VV: How helpful is the ICB framework for working with practices and PCNs?
SE: We were doing some of it already, but it’s generally helpful to the cause that we’re talking about. The other thing, this is not happening yet in the way that I’d want to see it. If you take a place for the sake of the argument like North Lincolnshire which is quite a small community and a small population base, but then we’ve got some big providers like big acute providers, a big mental health provider.
There are a whole bunch of people who work in the mental health trust at the moment who are working at the more day-to-day routine end of mental health. What’s the biggest challenge for GPs in North Lincolnshire? It’s probably true across the whole ICS, one of the biggest challenges is the impact on mental health and the impact on families.
So, back to your point about where do you deploy your GP time? We want our GPs focused on population health, prevention, all that sort of territory. The only way you can really start to do that is to say to the mental health trust, ‘Your staff in North Lincolnshire, even though you’ll be employing them, we want you to act like a holding company so those staff become integrated in with the broader workforce in that place.’ And you start to think about mental health practitioners in primary care alleviating that burden. Now, you can apply that to some other big-hitting areas like care of the elderly, heart disease, and so on. I know some of that is already happening but I think you’ve got to really scale that up, and it means that the big organisations have got to put some of their people and resources behind those integrated teams at place which we’re building around the PCNs fundamentally. Because I think unless you do that, you might get some benefits from that framework and that guidance.
VV: How big is the ICB deficit and how are you looking to tackle that?
SE: At the moment, on the forecast for this year, we’ve got about a £5million deficit, which I don’t think is going to be a problem.

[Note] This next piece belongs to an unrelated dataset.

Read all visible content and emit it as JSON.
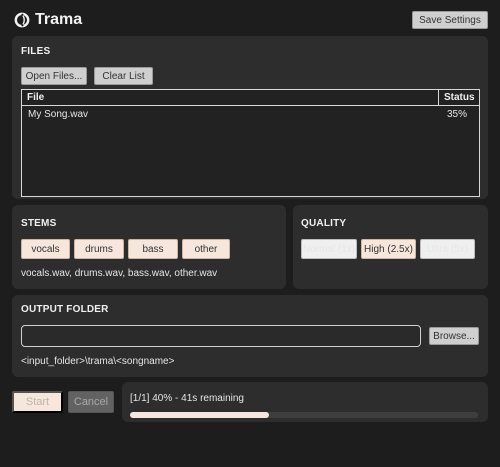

I think we’ll meet our financial target. But the bigger issue, which I would suggest is for every ICS, is that we’re making the books balance on non-recurrent elements. The real issue is, we are facing an underlying deficit challenge. One of things we absolutely need to understand before we get to March next year, is the nature of the financial challenge over the next three years. That’s what we’re looking at the moment. So it will be alright this year, because we’ve had a lot of non-recurrent money, but we’re not necessarily going to get all of that again. And anyway, we’ve made some investments this year, that I think we’re going to have to continue next year, which at the moment are not funded. So there’s a lot to do on that.
VV: In a year’s time, what would you like to be saying you’ve achieved?

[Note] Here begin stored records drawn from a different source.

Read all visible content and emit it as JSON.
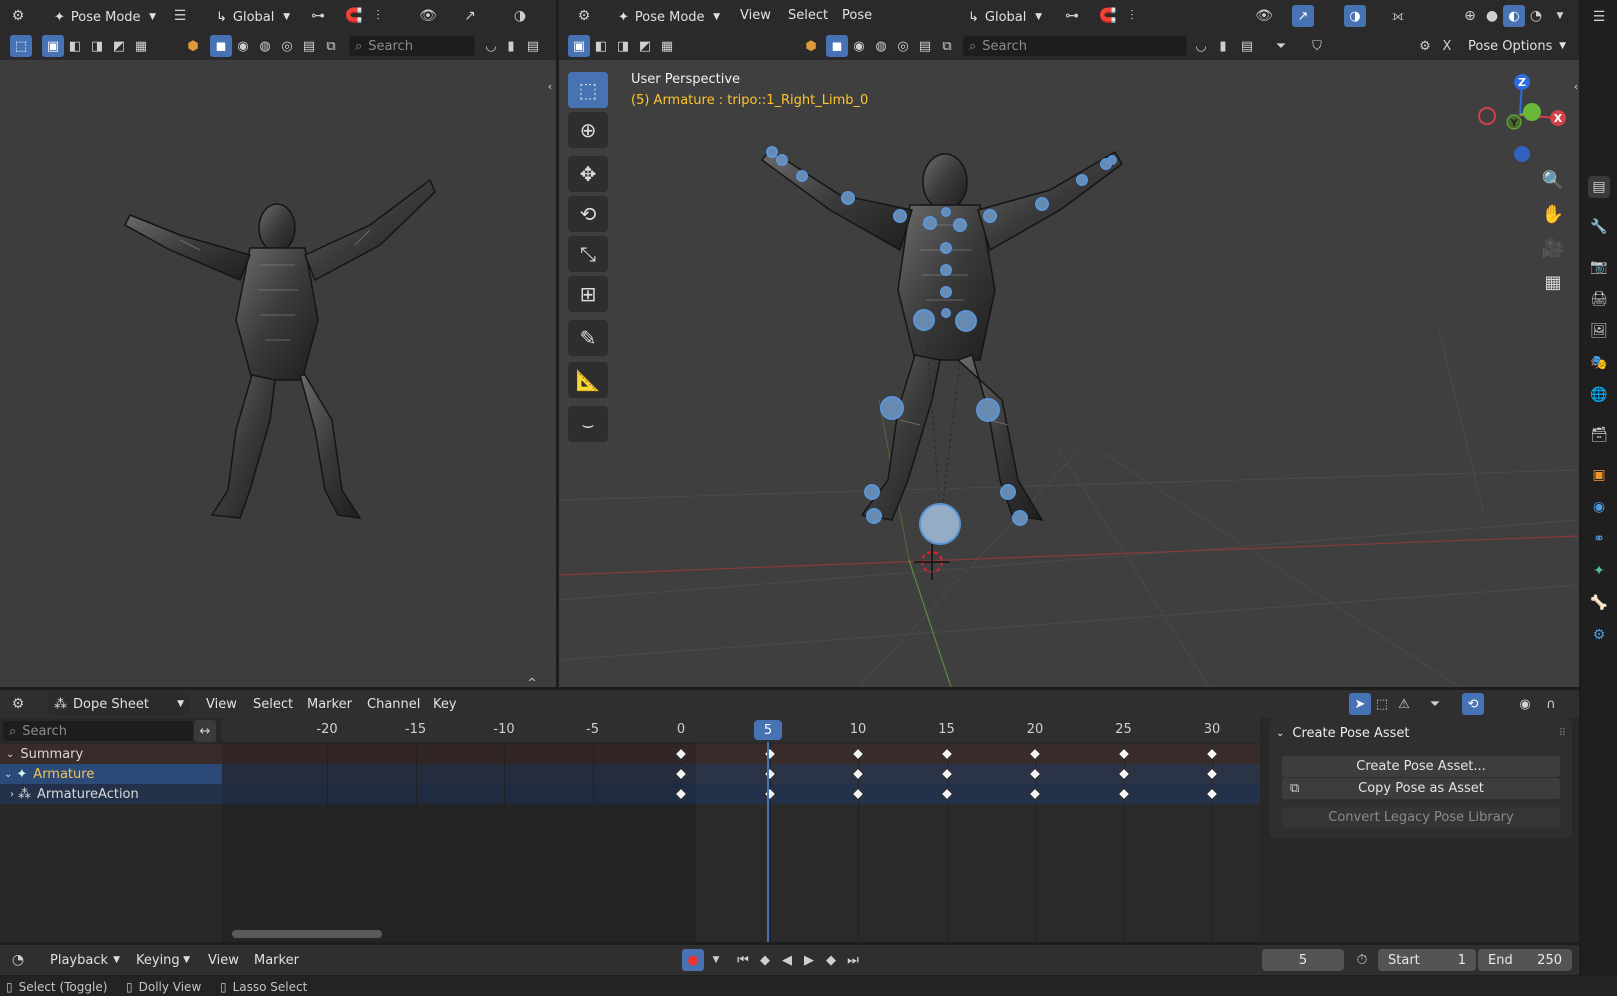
{
  "left_viewport_header": {
    "mode": "Pose Mode",
    "orientation": "Global",
    "search_placeholder": "Search"
  },
  "main_viewport_header": {
    "mode": "Pose Mode",
    "menus": [
      "View",
      "Select",
      "Pose"
    ],
    "orientation": "Global",
    "search_placeholder": "Search",
    "pose_options": "Pose Options"
  },
  "viewport_overlay": {
    "view_name": "User Perspective",
    "active_info": "(5) Armature : tripo::1_Right_Limb_0"
  },
  "gizmo_axes": {
    "z": "Z",
    "y": "Y",
    "x": "X"
  },
  "dope_sheet": {
    "editor": "Dope Sheet",
    "menus": [
      "View",
      "Select",
      "Marker",
      "Channel",
      "Key"
    ],
    "search_placeholder": "Search",
    "channels": [
      {
        "label": "Summary",
        "expanded": true
      },
      {
        "label": "Armature",
        "expanded": true
      },
      {
        "label": "ArmatureAction",
        "expanded": false
      }
    ],
    "ruler_ticks": [
      "-20",
      "-15",
      "-10",
      "-5",
      "0",
      "5",
      "10",
      "15",
      "20",
      "25",
      "30"
    ],
    "current_frame": "5",
    "keyframes": [
      0,
      5,
      10,
      15,
      20,
      25,
      30
    ]
  },
  "pose_library_panel": {
    "title": "Create Pose Asset",
    "buttons": [
      "Create Pose Asset...",
      "Copy Pose as Asset",
      "Convert Legacy Pose Library"
    ]
  },
  "timeline": {
    "menus": [
      "Playback",
      "Keying",
      "View",
      "Marker"
    ],
    "current_frame": "5",
    "start_label": "Start",
    "start_value": "1",
    "end_label": "End",
    "end_value": "250"
  },
  "status_bar": {
    "items": [
      "Select (Toggle)",
      "Dolly View",
      "Lasso Select"
    ]
  },
  "colors": {
    "accent": "#4772b3",
    "bone": "#5c9be0",
    "header": "#303030",
    "viewport_bg": "#3d3d3d"
  }
}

SE: Even though you cannot get to that North Star, it’s probably a 10 or 15-year ambition, I’d like to think we could display that we’re starting to make an impact in those communities with the greatest need and the greatest inequalities – that number one. Number two is reducing our waiting lists and ensuring that we’ve got good access to primary care, the things that are in the headlines now, are definitely measures of success – certainly a measure of success that we’ll be judged on politically. And three, probably most important of all, is that we’ve created a leadership community, and I mean that in the broadest sense. In primary care, we’re talking about all the PCN leaders being clear about what we’re trying to achieve and are all working together, and that we’ve made significant progress on our operating model, which is essentially those six places and those five collaboratives. And there’s clear evidence that we’ve created a strong leadership community and devolved resources for them to make decisions. If we get to those three things, I’d be happy.